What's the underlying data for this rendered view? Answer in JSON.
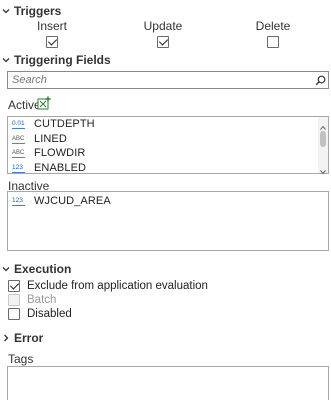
{
  "triggers": {
    "header": "Triggers",
    "insert": {
      "label": "Insert",
      "checked": true
    },
    "update": {
      "label": "Update",
      "checked": true
    },
    "delete": {
      "label": "Delete",
      "checked": false
    }
  },
  "triggering_fields": {
    "header": "Triggering Fields",
    "search": {
      "placeholder": "Search",
      "value": ""
    },
    "active_label": "Active",
    "active_fields": [
      {
        "type_glyph": "0.01",
        "type": "double",
        "name": "CUTDEPTH"
      },
      {
        "type_glyph": "ABC",
        "type": "text",
        "name": "LINED"
      },
      {
        "type_glyph": "ABC",
        "type": "text",
        "name": "FLOWDIR"
      },
      {
        "type_glyph": "123",
        "type": "integer",
        "name": "ENABLED"
      }
    ],
    "inactive_label": "Inactive",
    "inactive_fields": [
      {
        "type_glyph": "123",
        "type": "integer",
        "name": "WJCUD_AREA"
      }
    ]
  },
  "execution": {
    "header": "Execution",
    "exclude_from_app_eval": {
      "label": "Exclude from application evaluation",
      "checked": true,
      "enabled": true
    },
    "batch": {
      "label": "Batch",
      "checked": false,
      "enabled": false
    },
    "disabled": {
      "label": "Disabled",
      "checked": false,
      "enabled": true
    }
  },
  "error": {
    "header": "Error",
    "expanded": false
  },
  "tags": {
    "label": "Tags",
    "value": ""
  }
}
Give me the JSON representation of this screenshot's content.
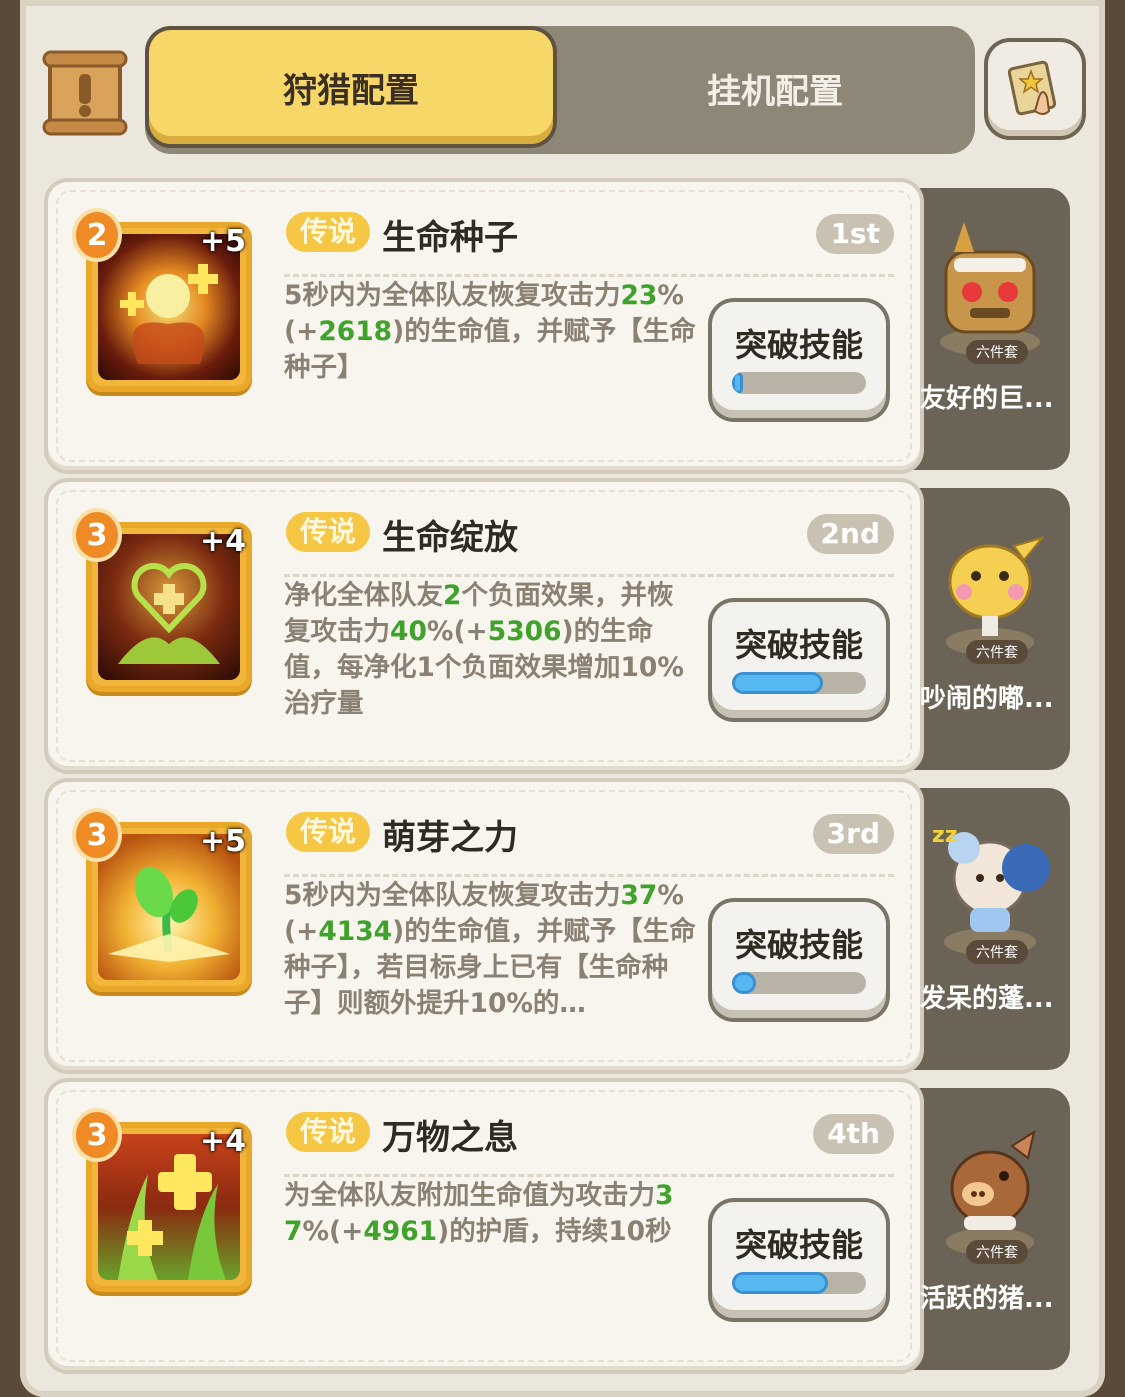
{
  "header": {
    "tab_active": "狩猎配置",
    "tab_inactive": "挂机配置"
  },
  "skills": [
    {
      "level": "2",
      "plus": "+5",
      "badge": "传说",
      "name": "生命种子",
      "rank": "1st",
      "desc_parts": [
        "5秒内为全体队友恢复攻击力",
        "23",
        "%(+",
        "2618",
        ")的生命值，并赋予【生命种子】"
      ],
      "button": "突破技能",
      "progress": 0.08,
      "pet_name": "友好的巨...",
      "set_tag": "六件套"
    },
    {
      "level": "3",
      "plus": "+4",
      "badge": "传说",
      "name": "生命绽放",
      "rank": "2nd",
      "desc_parts": [
        "净化全体队友",
        "2",
        "个负面效果，并恢复攻击力",
        "40",
        "%(+",
        "5306",
        ")的生命值，每净化1个负面效果增加10%治疗量"
      ],
      "button": "突破技能",
      "progress": 0.68,
      "pet_name": "吵闹的嘟...",
      "set_tag": "六件套"
    },
    {
      "level": "3",
      "plus": "+5",
      "badge": "传说",
      "name": "萌芽之力",
      "rank": "3rd",
      "desc_parts": [
        "5秒内为全体队友恢复攻击力",
        "37",
        "%(+",
        "4134",
        ")的生命值，并赋予【生命种子】，若目标身上已有【生命种子】则额外提升10%的…"
      ],
      "button": "突破技能",
      "progress": 0.18,
      "pet_name": "发呆的蓬...",
      "set_tag": "六件套"
    },
    {
      "level": "3",
      "plus": "+4",
      "badge": "传说",
      "name": "万物之息",
      "rank": "4th",
      "desc_parts": [
        "为全体队友附加生命值为攻击力",
        "37",
        "%(+",
        "4961",
        ")的护盾，持续10秒"
      ],
      "button": "突破技能",
      "progress": 0.72,
      "pet_name": "活跃的猪...",
      "set_tag": "六件套"
    }
  ],
  "colors": {
    "accent_gold": "#f6d768",
    "highlight_green": "#3fa22b",
    "progress_blue": "#56b8f0"
  },
  "icons": [
    "scroll-icon",
    "guide-card-icon",
    "seed-icon",
    "heart-flower-icon",
    "sprout-icon",
    "leaf-cross-icon"
  ]
}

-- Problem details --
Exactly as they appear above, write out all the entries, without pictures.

-- Answer for the task --
What's the underlying data for this rendered view? Answer in JSON.
{
  "triggers": {
    "header": "Triggers",
    "insert": {
      "label": "Insert",
      "checked": true
    },
    "update": {
      "label": "Update",
      "checked": true
    },
    "delete": {
      "label": "Delete",
      "checked": false
    }
  },
  "triggering_fields": {
    "header": "Triggering Fields",
    "search": {
      "placeholder": "Search",
      "value": ""
    },
    "active_label": "Active",
    "active_fields": [
      {
        "type_glyph": "0.01",
        "type": "double",
        "name": "CUTDEPTH"
      },
      {
        "type_glyph": "ABC",
        "type": "text",
        "name": "LINED"
      },
      {
        "type_glyph": "ABC",
        "type": "text",
        "name": "FLOWDIR"
      },
      {
        "type_glyph": "123",
        "type": "integer",
        "name": "ENABLED"
      }
    ],
    "inactive_label": "Inactive",
    "inactive_fields": [
      {
        "type_glyph": "123",
        "type": "integer",
        "name": "WJCUD_AREA"
      }
    ]
  },
  "execution": {
    "header": "Execution",
    "exclude_from_app_eval": {
      "label": "Exclude from application evaluation",
      "checked": true,
      "enabled": true
    },
    "batch": {
      "label": "Batch",
      "checked": false,
      "enabled": false
    },
    "disabled": {
      "label": "Disabled",
      "checked": false,
      "enabled": true
    }
  },
  "error": {
    "header": "Error",
    "expanded": false
  },
  "tags": {
    "label": "Tags",
    "value": ""
  }
}
Give me the JSON representation of this screenshot's content.
{
  "header": {
    "tab_active": "狩猎配置",
    "tab_inactive": "挂机配置"
  },
  "skills": [
    {
      "level": "2",
      "plus": "+5",
      "badge": "传说",
      "name": "生命种子",
      "rank": "1st",
      "desc_parts": [
        "5秒内为全体队友恢复攻击力",
        "23",
        "%(+",
        "2618",
        ")的生命值，并赋予【生命种子】"
      ],
      "button": "突破技能",
      "progress": 0.08,
      "pet_name": "友好的巨...",
      "set_tag": "六件套"
    },
    {
      "level": "3",
      "plus": "+4",
      "badge": "传说",
      "name": "生命绽放",
      "rank": "2nd",
      "desc_parts": [
        "净化全体队友",
        "2",
        "个负面效果，并恢复攻击力",
        "40",
        "%(+",
        "5306",
        ")的生命值，每净化1个负面效果增加10%治疗量"
      ],
      "button": "突破技能",
      "progress": 0.68,
      "pet_name": "吵闹的嘟...",
      "set_tag": "六件套"
    },
    {
      "level": "3",
      "plus": "+5",
      "badge": "传说",
      "name": "萌芽之力",
      "rank": "3rd",
      "desc_parts": [
        "5秒内为全体队友恢复攻击力",
        "37",
        "%(+",
        "4134",
        ")的生命值，并赋予【生命种子】，若目标身上已有【生命种子】则额外提升10%的…"
      ],
      "button": "突破技能",
      "progress": 0.18,
      "pet_name": "发呆的蓬...",
      "set_tag": "六件套"
    },
    {
      "level": "3",
      "plus": "+4",
      "badge": "传说",
      "name": "万物之息",
      "rank": "4th",
      "desc_parts": [
        "为全体队友附加生命值为攻击力",
        "37",
        "%(+",
        "4961",
        ")的护盾，持续10秒"
      ],
      "button": "突破技能",
      "progress": 0.72,
      "pet_name": "活跃的猪...",
      "set_tag": "六件套"
    }
  ],
  "colors": {
    "accent_gold": "#f6d768",
    "highlight_green": "#3fa22b",
    "progress_blue": "#56b8f0"
  },
  "icons": [
    "scroll-icon",
    "guide-card-icon",
    "seed-icon",
    "heart-flower-icon",
    "sprout-icon",
    "leaf-cross-icon"
  ]
}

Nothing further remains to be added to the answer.